Table_2_Can Brain Waves Really Tell If a Product Will Be Purchased? Inferring Consumer Preferences From Single-Item Brain Potentials.pdf

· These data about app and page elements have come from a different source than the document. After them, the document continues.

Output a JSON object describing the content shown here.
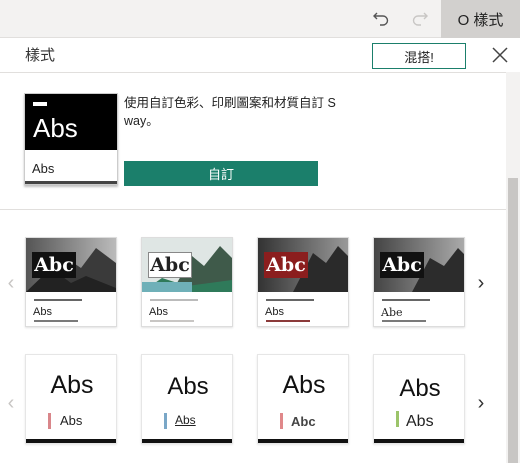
{
  "toolbar": {
    "undo_icon": "undo-icon",
    "redo_icon": "redo-icon",
    "styles_tab_label": "O 樣式"
  },
  "pane": {
    "title": "樣式",
    "remix_label": "混搭!",
    "close_icon": "close-icon"
  },
  "current_style": {
    "preview_heading": "Abs",
    "preview_body": "Abs",
    "description": "使用自訂色彩、印刷圖案和材質自訂 S way。",
    "customize_label": "自訂"
  },
  "navigation": {
    "prev_glyph": "‹",
    "next_glyph": "›"
  },
  "styles_row1": [
    {
      "heading": "Abc",
      "label": "Abs",
      "accent": "#7a7a7a"
    },
    {
      "heading": "Abc",
      "label": "Abs",
      "accent": "#c8c6c4"
    },
    {
      "heading": "Abc",
      "label": "Abs",
      "accent": "#8b3a3a"
    },
    {
      "heading": "Abc",
      "label": "Abe",
      "accent": "#7a7a7a"
    }
  ],
  "styles_row2": [
    {
      "heading": "Abs",
      "label": "Abs",
      "accent": "#d9868a"
    },
    {
      "heading": "Abs",
      "label": "Abs",
      "accent": "#7aa7c7"
    },
    {
      "heading": "Abs",
      "label": "Abc",
      "accent": "#e0888a"
    },
    {
      "heading": "Abs",
      "label": "Abs",
      "accent": "#9cc46a"
    }
  ],
  "colors": {
    "accent_green": "#1b7f6b",
    "toolbar_bg": "#f3f2f1",
    "active_tab_bg": "#d2d0ce"
  }
}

Recent research has shown that event-related brain potentials (ERPs) recorded while participants view lists of different consumer goods can be modulated by their preferences toward these products. However, it remains largely unknown whether ERP activity specific to a single consumer item can be informative about whether or not this item will be preferred in a shopping context. In this study, we examined whether single-item ERPs could reliably predict consumer preferences toward specific consumer goods. We recorded scalp EEG from 40 participants while they were viewing pictures of consumer goods and we subsequently asked them to indicate their preferences for each of these items. Replicating previous results, we found that ERP activity averaged over the six most preferred products was significantly differentiated from ERP activity averaged across the six least preferred products for three ERP components: The N200, the late positive potential (LPP) and positive slow waves (PSW). We also found that using single-item ERPs to infer behavioral preferences about specific consumer goods led to an overall predictive accuracy of 71%, although this figure varied according to which ERPs were targeted. Later positivities such as the LPP and PSW yielded relatively higher predictive accuracy rates than the frontal N200. Our results suggest that ERPs related to single consumer items can be relatively accurate predictors of behavioral preferences depending on which type of ERP effects are chosen by the researcher, and ultimately on the level of prediction errors that users choose to tolerate.